Certain precautions can help lawyers avoid post-settlement malpractice claims and create a solid evidentiary defense, as settle-and-sue lawsuits rise amid pandemic-induced dispute settlements, say Bethany Kristovich and Jeremy Beecher at Munger Tolles.
Steps law firms can take to attract and keep the best lawyers amid the pandemic include diversifying expertise to meet anticipated legal demands, prioritizing firm culture, and preparing for prospective partners' pointed questions, says Brian Burlant at Major Lindsey.
Gerald Knapton at Ropers Majeski analyzes U.S. and U.K. experiments to explore alternative business structures and independent oversight for law firms, which could lead to innovative approaches to increasing access to legal services.
The U.S. Supreme Court's decision in Texas v. U.S. could render the Affordable Care Act unconstitutional in whole or in part, which, combined with the upcoming election, could drive a wide range of impacts on health care policy, businesses and patients, say Michael King and Emily Felder at Brownstein Hyatt.
Christopher Jennison shares a view of his life working from home as a Federal Aviation Administration attorney preparing to first-chair a trial while splitting child care responsibilities with his lawyer wife.

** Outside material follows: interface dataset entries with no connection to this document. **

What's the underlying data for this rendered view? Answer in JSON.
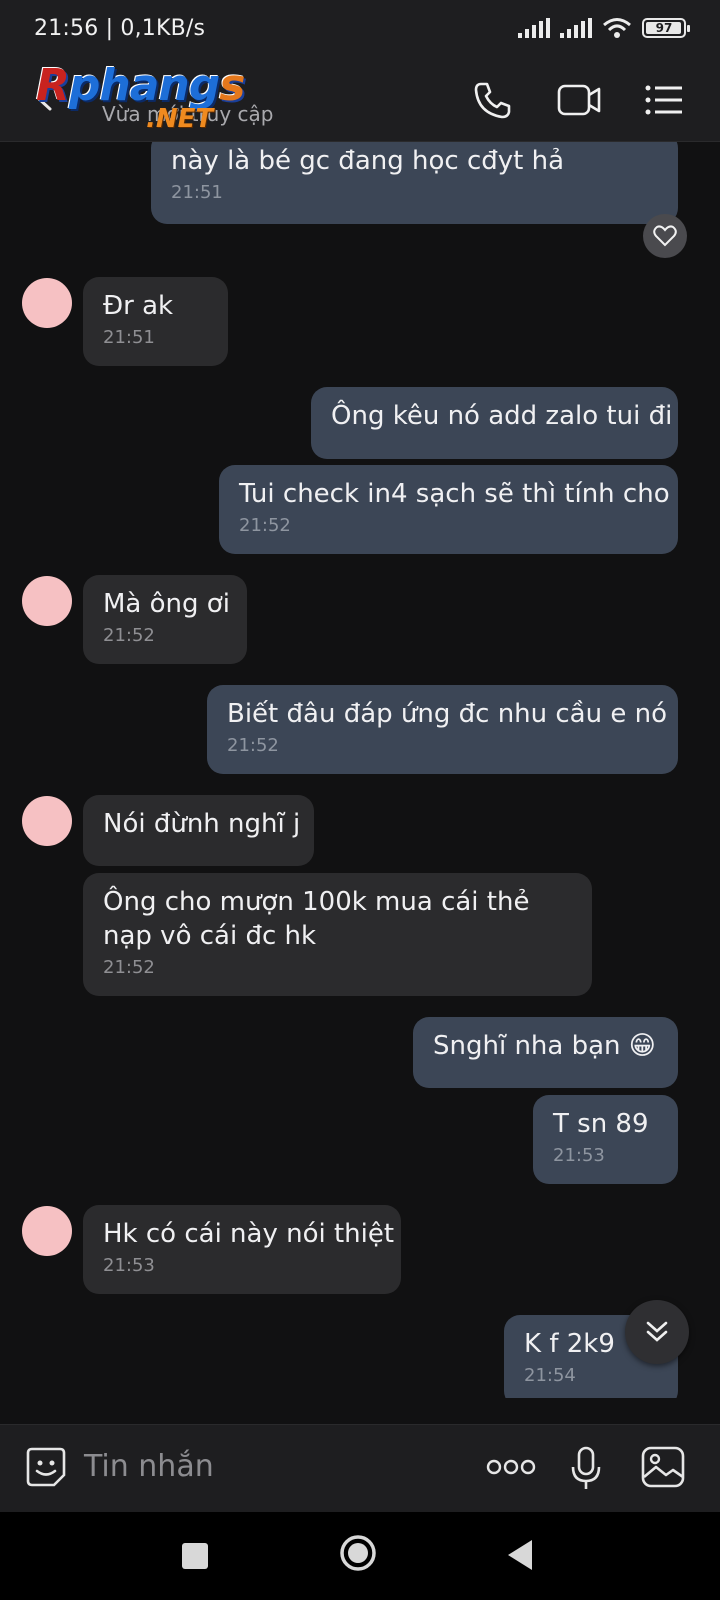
{
  "status_bar": {
    "time_speed": "21:56 | 0,1KB/s",
    "battery": "97",
    "battery_level": 0.97,
    "icons": [
      "signal-icon",
      "signal-icon",
      "wifi-icon",
      "battery-icon"
    ]
  },
  "header": {
    "logo_text": "Rphangs",
    "logo_suffix": ".NET",
    "subtitle": "Vừa mới truy cập",
    "icons": [
      "back-arrow-icon",
      "phone-icon",
      "video-call-icon",
      "menu-list-icon"
    ]
  },
  "messages": [
    {
      "dir": "out",
      "text": "này là bé gc đang học cđyt hả",
      "time": "21:51"
    },
    {
      "dir": "in",
      "text": "Đr ak",
      "time": "21:51"
    },
    {
      "dir": "out",
      "text": "Ông kêu nó add zalo tui đi",
      "time": ""
    },
    {
      "dir": "out",
      "text": "Tui check in4 sạch sẽ thì tính cho",
      "time": "21:52"
    },
    {
      "dir": "in",
      "text": "Mà ông ơi",
      "time": "21:52"
    },
    {
      "dir": "out",
      "text": "Biết đâu đáp ứng đc nhu cầu e nó",
      "time": "21:52"
    },
    {
      "dir": "in",
      "text": "Nói đừnh nghĩ j",
      "time": ""
    },
    {
      "dir": "in",
      "text": "Ông cho mượn 100k mua cái thẻ nạp vô cái đc hk",
      "time": "21:52"
    },
    {
      "dir": "out",
      "text": "Snghĩ nha bạn 😁",
      "time": ""
    },
    {
      "dir": "out",
      "text": "T sn 89",
      "time": "21:53"
    },
    {
      "dir": "in",
      "text": "Hk có cái này nói thiệt",
      "time": "21:53"
    },
    {
      "dir": "out",
      "text": "K f 2k9",
      "time": "21:54"
    }
  ],
  "input": {
    "placeholder": "Tin nhắn",
    "icons": [
      "sticker-icon",
      "more-dots-icon",
      "microphone-icon",
      "image-icon"
    ]
  },
  "colors": {
    "background": "#111112",
    "bar": "#1e1e20",
    "outgoing_bubble": "#3c4656",
    "incoming_bubble": "#2b2b2d",
    "avatar": "#f6c1c3"
  }
}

As smart contracts grow in popularity, confusion over their definition, operation and effect requires careful consideration of how they may alter parties' legal rights and obligations, says Andrew Foreman at Porter Wright.
As the pandemic accelerates the adoption of biometric technology, companies thinking about using or developing it should assess their litigation risk under disparate state laws regarding data use and storage, say Nicola Menaldo and Alison Caditz at Perkins Coie.
Josephine Bahn shares a view of her life working from home as an attorney at the Federal Deposit Insurance Corporation while splitting child care responsibilities with her lawyer husband.
While last week's oral arguments in Chicago v. Fulton suggest that the U.S. Supreme Court will likely favor the city's right to retain possession of bankrupt owners' impounded vehicles, new city programs will provide additional options for relief to vehicle owners, says Ariane Holtschlag at the Law Office of William J. Factor.
To achieve long-term reduction in their legal expenses, companies must look beyond law firm hourly rates and better distribute their legal work among high-cost premier firms, low-cost practitioners and alternative legal service providers, and their own in-house teams, says Nathan Wenzel at SimpleLegal.